The oil industry and environmental groups criticized the move.
"Extending this waiver is an anti-consumer policy that risks causing costly engine and fuel-system damage to nearly three out of four vehicles on the road today," said Frank Macchiarola, a vice president of the American Petroleum Institute, which lobbies for oil companies. "This premature policy attempts to push E15 into the market before it is ready."
Collin O'Mara, president of the National Wildlife Federation, said: "Allowing the year-round sale of E15 gasoline is both illegal under the Clean Air Act and will accelerate the destruction of wildlife habitat and pollution of our air and drinking water."
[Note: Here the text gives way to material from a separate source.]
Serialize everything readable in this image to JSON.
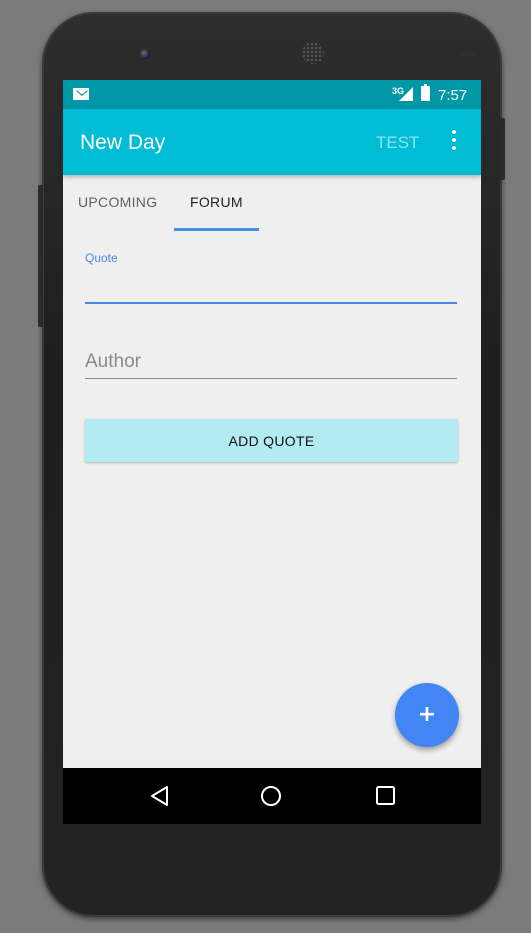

Oil industry foes are preparing to go to court to fight the EPA regulation issued Friday.
The agency's final rule offers ethanol producers and corn farmers the promise of greater market access and demand — but the coming legal battle will be the true test of that potential.
Ethanol is already a staple of America's fuel supply, accounting for about 10% of total consumption. Biofuel boosters who have lobbied for the regulatory shift are betting 15% will eventually emerge as the standard. Green Plains Inc. CEO Todd Becker said this month that the higher blend puts in play "year-round demand growth of at least 200 million gallons of annualized incremental demand as only the starting point."
That would come at the expense of the oil industry. "This action by EPA makes no sense and is contrary to the law, congressional intent and decades of agency precedence," said Macchiarola. "We will challenge it vigorously."
The American Petroleum Institute previewed its legal argument in public comments, arguing that the agency is flouting the plain text of the Clean Air Act by extending an existing waiver to E15. Marathon Petroleum Corp. warned the EPA's move to consider E15 "substantially similar" to conventional E10 gasoline is "arbitrary and capricious" — a fatal failing under a federal law governing rule-making. And the American Fuel and Petrochemical Manufacturers insisted the EPA is taking action previously rejected by Congress.
Ethanol advocates argue that the EPA is on solid legal footing. The agency's move to grant a waiver to E15 "reflects the best, most natural reading" of the Clean Air Act, and that higher-ethanol blend is substantially similar to E10, said Growth Energy Chief Executive Officer Emily Skor.
Bloomberg News contributed to this report.